AIM OF THE EXERCISE: Tally the lines in the data below where the word "position" appears, and give the tally alone.

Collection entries

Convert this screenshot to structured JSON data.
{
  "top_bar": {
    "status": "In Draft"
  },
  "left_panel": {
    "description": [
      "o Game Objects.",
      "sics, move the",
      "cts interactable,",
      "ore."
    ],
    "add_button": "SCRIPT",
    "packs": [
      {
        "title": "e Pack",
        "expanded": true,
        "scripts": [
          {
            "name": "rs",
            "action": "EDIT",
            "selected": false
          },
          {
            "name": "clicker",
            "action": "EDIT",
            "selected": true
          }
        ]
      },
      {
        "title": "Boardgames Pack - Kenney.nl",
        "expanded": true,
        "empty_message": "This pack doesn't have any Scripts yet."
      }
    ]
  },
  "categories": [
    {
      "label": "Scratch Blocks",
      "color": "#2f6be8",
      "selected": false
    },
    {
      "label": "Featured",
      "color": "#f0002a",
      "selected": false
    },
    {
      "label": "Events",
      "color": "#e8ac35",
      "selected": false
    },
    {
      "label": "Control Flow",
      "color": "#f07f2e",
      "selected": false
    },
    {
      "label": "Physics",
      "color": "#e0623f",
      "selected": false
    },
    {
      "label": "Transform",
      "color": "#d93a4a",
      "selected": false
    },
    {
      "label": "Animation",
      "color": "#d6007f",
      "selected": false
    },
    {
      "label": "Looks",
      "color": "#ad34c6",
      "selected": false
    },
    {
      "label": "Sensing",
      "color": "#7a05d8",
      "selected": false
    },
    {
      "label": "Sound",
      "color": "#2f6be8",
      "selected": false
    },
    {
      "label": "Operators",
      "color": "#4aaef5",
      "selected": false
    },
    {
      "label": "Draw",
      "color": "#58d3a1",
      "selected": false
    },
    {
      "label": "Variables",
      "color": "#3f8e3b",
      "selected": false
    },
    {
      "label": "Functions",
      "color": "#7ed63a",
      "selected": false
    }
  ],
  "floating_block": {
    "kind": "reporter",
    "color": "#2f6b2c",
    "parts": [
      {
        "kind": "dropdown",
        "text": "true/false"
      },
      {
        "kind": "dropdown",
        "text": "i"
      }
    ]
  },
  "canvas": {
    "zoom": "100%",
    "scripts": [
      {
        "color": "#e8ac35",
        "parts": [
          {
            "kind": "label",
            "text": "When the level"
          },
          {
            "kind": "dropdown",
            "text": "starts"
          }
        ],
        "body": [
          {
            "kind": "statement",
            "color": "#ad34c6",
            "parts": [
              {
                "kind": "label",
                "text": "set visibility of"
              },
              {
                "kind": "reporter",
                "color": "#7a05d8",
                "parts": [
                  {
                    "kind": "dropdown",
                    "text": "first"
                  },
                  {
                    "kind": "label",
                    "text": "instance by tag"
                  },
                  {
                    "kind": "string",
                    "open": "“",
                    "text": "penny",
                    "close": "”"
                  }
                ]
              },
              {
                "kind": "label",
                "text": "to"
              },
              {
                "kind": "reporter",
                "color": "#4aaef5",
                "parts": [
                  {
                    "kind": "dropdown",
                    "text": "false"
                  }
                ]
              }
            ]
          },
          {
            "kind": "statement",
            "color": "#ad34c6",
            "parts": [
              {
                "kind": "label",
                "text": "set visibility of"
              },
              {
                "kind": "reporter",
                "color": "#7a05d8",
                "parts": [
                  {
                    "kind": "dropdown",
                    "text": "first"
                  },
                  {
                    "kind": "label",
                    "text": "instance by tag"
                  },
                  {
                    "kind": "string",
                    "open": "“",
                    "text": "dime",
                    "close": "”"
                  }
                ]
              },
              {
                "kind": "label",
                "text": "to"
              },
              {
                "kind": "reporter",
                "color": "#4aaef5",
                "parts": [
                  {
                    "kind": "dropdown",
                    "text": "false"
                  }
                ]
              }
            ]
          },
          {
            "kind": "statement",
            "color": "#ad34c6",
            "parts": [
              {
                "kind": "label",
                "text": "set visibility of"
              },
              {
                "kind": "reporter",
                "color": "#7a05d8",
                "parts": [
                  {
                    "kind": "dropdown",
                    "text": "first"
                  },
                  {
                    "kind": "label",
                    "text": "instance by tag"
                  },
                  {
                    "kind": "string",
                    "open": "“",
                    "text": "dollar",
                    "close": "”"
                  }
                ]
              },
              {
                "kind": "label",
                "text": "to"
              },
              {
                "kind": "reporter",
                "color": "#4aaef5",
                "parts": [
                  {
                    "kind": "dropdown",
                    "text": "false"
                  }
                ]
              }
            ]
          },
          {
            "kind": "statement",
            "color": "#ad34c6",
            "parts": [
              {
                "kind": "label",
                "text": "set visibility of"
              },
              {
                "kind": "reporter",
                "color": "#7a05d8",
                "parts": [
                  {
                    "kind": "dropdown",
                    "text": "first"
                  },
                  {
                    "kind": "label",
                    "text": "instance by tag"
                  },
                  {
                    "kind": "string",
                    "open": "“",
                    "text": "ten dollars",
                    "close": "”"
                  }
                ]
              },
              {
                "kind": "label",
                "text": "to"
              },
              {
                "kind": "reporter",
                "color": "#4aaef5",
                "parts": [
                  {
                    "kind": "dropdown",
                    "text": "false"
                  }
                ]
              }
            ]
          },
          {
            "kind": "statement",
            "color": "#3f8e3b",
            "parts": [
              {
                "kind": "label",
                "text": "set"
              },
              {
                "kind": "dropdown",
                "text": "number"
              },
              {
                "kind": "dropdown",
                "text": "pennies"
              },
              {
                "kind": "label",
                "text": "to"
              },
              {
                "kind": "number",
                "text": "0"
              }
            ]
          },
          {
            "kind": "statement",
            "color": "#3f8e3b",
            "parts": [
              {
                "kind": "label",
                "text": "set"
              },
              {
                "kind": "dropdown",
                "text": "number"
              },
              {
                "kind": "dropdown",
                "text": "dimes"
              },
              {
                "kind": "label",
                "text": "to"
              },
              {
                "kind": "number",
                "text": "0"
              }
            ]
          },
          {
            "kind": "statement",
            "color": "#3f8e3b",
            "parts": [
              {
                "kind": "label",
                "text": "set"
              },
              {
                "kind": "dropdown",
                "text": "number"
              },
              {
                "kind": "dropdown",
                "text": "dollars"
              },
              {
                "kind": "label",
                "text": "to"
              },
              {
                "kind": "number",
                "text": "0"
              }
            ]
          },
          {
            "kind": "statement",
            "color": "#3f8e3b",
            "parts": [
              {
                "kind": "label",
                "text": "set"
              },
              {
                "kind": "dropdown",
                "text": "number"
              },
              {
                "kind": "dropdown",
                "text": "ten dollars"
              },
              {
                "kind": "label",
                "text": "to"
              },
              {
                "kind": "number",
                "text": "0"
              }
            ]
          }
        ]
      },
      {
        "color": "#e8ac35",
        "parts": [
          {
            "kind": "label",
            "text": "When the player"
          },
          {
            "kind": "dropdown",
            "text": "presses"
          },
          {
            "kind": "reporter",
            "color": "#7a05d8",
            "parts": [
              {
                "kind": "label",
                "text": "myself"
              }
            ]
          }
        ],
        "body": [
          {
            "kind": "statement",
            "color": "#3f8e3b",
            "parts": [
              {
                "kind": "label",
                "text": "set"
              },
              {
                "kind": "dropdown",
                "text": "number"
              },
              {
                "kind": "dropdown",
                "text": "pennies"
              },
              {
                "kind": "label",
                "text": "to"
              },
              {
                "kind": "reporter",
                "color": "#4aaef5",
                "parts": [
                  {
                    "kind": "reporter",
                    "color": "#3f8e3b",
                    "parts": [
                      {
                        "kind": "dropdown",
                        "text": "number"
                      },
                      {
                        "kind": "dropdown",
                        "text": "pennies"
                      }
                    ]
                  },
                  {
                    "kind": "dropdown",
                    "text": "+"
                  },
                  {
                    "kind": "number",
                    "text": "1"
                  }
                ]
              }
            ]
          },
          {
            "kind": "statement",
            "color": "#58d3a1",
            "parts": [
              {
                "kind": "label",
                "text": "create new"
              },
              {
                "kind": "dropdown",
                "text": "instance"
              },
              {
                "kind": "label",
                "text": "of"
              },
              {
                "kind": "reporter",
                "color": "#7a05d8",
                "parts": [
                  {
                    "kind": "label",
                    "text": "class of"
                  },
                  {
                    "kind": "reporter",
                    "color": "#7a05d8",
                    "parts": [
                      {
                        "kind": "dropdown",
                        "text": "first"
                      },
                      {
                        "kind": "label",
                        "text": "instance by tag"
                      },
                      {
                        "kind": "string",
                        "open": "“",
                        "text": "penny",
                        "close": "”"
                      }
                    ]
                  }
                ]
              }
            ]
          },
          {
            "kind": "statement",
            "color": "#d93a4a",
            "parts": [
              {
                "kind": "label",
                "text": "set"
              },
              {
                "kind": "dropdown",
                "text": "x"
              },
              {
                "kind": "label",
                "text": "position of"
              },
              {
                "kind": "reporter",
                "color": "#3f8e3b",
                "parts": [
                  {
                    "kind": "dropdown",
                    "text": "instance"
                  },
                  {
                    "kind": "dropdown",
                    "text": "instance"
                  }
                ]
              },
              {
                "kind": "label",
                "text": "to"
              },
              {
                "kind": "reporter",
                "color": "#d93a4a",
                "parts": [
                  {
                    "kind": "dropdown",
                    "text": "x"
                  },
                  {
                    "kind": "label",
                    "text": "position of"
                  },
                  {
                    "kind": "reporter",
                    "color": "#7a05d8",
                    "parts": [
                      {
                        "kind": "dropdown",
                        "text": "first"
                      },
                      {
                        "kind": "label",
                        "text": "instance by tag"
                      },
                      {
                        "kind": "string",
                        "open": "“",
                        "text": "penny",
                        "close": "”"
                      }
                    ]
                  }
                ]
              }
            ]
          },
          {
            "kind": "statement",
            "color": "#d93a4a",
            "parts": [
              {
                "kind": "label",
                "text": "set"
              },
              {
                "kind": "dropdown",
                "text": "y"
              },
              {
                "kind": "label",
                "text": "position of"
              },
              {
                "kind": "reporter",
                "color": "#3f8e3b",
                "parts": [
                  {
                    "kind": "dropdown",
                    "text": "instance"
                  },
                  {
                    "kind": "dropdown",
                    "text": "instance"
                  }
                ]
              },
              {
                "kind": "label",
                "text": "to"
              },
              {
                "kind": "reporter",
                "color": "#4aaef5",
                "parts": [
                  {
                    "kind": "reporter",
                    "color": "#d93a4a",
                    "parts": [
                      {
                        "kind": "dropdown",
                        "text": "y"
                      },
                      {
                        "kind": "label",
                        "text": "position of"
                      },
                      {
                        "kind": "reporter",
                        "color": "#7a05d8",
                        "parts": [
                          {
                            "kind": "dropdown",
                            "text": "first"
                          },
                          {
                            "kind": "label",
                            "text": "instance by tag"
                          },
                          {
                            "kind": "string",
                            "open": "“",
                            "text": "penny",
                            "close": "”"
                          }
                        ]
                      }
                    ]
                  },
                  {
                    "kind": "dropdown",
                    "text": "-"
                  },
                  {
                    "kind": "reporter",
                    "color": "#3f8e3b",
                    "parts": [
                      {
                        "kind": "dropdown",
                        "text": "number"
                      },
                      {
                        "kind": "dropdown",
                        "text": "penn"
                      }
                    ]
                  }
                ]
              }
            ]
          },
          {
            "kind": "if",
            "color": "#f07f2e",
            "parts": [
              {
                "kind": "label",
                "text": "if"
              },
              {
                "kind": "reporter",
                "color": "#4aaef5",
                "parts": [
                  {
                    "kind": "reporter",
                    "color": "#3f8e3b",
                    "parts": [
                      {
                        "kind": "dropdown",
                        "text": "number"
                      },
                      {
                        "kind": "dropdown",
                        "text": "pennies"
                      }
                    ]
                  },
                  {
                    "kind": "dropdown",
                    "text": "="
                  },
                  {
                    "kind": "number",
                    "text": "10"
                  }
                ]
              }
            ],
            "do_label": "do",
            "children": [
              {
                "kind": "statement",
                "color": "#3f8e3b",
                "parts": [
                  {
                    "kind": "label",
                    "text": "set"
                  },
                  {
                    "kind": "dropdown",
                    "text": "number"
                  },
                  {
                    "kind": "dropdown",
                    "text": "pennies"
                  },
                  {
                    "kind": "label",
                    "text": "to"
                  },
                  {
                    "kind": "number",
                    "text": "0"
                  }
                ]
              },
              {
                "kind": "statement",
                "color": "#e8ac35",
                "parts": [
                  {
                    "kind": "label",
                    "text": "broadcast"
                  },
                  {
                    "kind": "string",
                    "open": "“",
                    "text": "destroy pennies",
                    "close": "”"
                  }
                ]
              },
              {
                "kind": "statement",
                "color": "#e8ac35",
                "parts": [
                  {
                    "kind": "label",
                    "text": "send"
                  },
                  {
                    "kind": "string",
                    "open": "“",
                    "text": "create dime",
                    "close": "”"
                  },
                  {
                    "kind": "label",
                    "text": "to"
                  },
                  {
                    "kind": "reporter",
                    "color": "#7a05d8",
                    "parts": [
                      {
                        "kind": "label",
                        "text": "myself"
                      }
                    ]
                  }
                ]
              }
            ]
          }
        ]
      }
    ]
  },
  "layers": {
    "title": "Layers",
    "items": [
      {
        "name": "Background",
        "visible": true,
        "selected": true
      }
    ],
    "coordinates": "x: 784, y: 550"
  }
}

RESPONSE: 4